When setting up an online store, deciding on the ordering process is a key piece of the customer-experience puzzle. New Zealand Couriers works closely with many retailers to deliver items across the country, and Commercial Sales Manager Debra Lloyd-Evans has found some key considerations can be overlooked.
“What it often comes down to is taking care around how you word your delivery options during the ordering process,” Debra explains. “If you’re not clear about what you’re offering you can end up in a sticky situation, or make the buying experience a negative one for your customers.”
So what do you need to consider when setting up your online store’s delivery options? Debra has four tips to get you started.
1. Delivery cost
These days many retailers offer online shopping, so the cost of delivery can be a real point of difference. Some stores provide free delivery New Zealand wide – either across the board or after a certain price point. While this can tip the balance of whether a customer chooses to buy from your store or another, it can leave you wearing a delivery cost that cuts directly into your profit if not managed correctly.
“You need to think about the shopping experience you want to offer your customer,” says Debra. “There’s nothing worse than being slapped with an unexpectedly large delivery fee at checkout. A better way of doing it might be to slightly bump up the base price of the item, then offer cheaper – or free – delivery. It’s a nice surprise for customers, rather than a nasty shock.”
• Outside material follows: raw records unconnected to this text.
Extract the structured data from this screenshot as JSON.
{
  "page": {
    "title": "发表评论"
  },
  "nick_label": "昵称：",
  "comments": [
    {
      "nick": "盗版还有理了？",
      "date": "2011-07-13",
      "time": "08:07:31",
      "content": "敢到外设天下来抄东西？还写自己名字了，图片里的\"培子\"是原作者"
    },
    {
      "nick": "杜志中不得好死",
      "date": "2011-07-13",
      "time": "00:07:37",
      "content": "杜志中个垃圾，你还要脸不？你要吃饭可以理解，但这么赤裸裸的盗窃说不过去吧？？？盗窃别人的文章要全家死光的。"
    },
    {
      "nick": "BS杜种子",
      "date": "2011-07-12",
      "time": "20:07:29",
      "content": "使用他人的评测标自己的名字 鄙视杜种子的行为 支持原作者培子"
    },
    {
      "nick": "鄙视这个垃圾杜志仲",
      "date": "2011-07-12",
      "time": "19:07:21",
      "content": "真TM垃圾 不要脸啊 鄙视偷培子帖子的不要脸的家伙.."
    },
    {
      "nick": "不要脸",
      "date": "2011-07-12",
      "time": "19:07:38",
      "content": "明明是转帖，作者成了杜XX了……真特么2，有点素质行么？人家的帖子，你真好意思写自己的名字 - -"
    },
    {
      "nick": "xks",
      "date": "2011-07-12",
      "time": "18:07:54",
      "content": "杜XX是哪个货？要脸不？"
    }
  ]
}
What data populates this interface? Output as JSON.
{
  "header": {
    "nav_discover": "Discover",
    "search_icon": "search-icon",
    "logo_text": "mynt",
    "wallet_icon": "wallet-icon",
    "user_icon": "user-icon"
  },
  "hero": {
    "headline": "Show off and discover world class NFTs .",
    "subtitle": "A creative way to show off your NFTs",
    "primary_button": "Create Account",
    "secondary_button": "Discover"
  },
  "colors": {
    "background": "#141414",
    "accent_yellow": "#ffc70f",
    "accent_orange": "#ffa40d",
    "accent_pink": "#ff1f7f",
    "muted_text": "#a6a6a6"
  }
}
If you do decide to charge for delivery, a good option is to set a flat rate based on the value of the purchase. For example, free shipping if the item is over $100, $5 shipping if it’s less. This keeps it simple and can encourage customers to buy more to take them over the free delivery threshold.
2. Rural & International deliveries
For rural deliveries, Debra suggests careful wording informing customers an extra fee will apply.
“Courier companies need to charge extra for rural deliveries, as they incur additional costs. This is passed on to the retailer, so in turn consideration should be given as to whether it’s passed on to the customer.”
Pricing international deliveries is another consideration. As Debra explains, this can be tricky as every country’s customs rules are different and price is determined by the size and weight of each item.
“If you’re planning to ship overseas, give one of our International representatives a call. Depending on the online solution you’re using they can offer you clear, cost-effective delivery options and provide information around customs requirements.”
3. Getting the address right
This is something that often trips retailers up.
“You’d be surprised how many websites don’t offer enough room for customers to enter their full address. Central city business addresses in particular can be very long. My rule of thumb is to offer address fields for Level, Building Name, two fields for Street Address, City, as well as a freeform field where customers can enter any specific instructions for the courier. The more detail the better!”
It also makes sense to get customers to confirm they’ve entered the correct address. When you’re typing quickly it’s easy for 24 to become 42… so giving them a summary of the address they’ve entered and asking them to confirm its correct is a good idea.
4. Signature vs non-signature
When sending high-value items, requiring a signature makes sense. But for other deliveries, Debra says there are advantages to using a ‘non-signature required’ service.
“When it comes to delivering smaller items, why not let the courier use their initiative and make a call on whether it’s safe to leave the item. If there’s a secure porch area, or the item will fit in the mailbox, it makes sense to leave it rather than giving customers the hassle of organising a re-delivery.”
All in all, solving the puzzle of online deliveries comes down to putting your customer first. Start with the buying experience you want them to have, and work backwards. And if you’re unsure, contact New Zealand Couriers for advice. With a bit of foresight and some expert guidance you can avoid misleading your customers or setting up a process that doesn’t work for you.
Phone: 0800 800 841